To conduct the research, the investigators assessed the relationship between the use of medical cannabis and the consumption of opioid painkillers. The investigators analyzed medical cannabis use and opioid consumption among chronic opioid users, including more than 5,300 patients authorized to use medical cannabis and a group of matched controls who did not receive medical cannabis authorizations. The researchers evaluated the study subjects’ change in weekly opioid consumption, as measured by the oral morphine equivalent (OME). Patients’ use of opioids for the 26 weeks before and 52 weeks after medical cannabis authorization was studied.
Greatest Reduction In Opioid Use Observed In High-Dose Patients
An analysis of the data found that medical cannabis authorization had mixed results on short-term opioid use. Overall, however, subjects with a medical cannabis authorization reduced their use of opioid medications at a rate greater than matched controls. The greatest reduction in use appeared to be in patients who started with a high dosage of opioids.
Among those prescribed high doses of opioids (OME > 100), there were significant reductions in opioid consumption in relation to matched controls. However, the subjects prescribed lower doses of opioids before they received an authorization for medical cannabis failed to show a statistically significant reduction in their opioid intake relative to the matched controls.
“This short-term study found that medical cannabis authorization showed intermediate effects on opioid use, which was dependent on initial opioid use,” the authors of the study wrote in their conclusion. “Greater observations of changes in OME appear to be in those patients who were on a high dosage of opioids (OME > 100); however, continued surveillance of patients utilizing both opioids and medical cannabis is warranted by clinicians to understand the long-term potential benefits and any harms of ongoing use.”
The researchers noted that the research is consistent with other studies that have shown a reduction in opioid use in relation to access to medical cannabis.
“Overall, our findings may contribute ongoing evidence for clinicians regarding the potential impact of medical cannabis to reduce the opioid burden among patients,” they wrote.
Earlier this year, a team of researchers from the University of Toronto reported that the number of opioid prescriptions in Canada declined after recreational cannabis became legal in 2018.

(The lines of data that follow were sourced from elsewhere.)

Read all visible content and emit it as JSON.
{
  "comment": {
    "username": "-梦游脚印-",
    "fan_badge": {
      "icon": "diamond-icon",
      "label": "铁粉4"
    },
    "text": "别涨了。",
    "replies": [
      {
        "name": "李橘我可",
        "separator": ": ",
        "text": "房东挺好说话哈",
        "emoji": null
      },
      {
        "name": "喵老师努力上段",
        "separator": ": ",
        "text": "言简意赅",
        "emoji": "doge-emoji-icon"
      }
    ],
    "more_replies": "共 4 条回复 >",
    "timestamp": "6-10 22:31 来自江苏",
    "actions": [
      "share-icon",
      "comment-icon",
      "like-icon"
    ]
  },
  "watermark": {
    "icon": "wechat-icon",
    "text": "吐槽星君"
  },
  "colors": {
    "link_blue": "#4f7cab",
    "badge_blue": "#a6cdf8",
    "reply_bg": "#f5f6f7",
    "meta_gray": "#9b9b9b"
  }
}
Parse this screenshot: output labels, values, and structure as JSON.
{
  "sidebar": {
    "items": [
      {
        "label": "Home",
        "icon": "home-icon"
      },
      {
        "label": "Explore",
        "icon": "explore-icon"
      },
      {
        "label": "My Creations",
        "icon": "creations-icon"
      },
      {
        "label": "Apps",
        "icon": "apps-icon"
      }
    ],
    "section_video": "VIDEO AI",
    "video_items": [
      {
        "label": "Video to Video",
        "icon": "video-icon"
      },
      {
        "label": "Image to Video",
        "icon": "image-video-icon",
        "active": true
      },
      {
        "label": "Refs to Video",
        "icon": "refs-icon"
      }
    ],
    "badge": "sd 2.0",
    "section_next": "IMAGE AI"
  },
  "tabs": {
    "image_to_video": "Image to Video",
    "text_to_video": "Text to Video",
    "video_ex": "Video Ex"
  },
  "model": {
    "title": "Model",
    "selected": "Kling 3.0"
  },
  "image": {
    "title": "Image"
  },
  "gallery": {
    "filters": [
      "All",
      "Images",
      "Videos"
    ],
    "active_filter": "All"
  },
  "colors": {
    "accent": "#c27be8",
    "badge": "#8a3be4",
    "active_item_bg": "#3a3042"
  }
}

“Our findings support the hypothesis that easier access to cannabis for pain may reduce opioid use for both public and private drug plans,” the researchers wrote.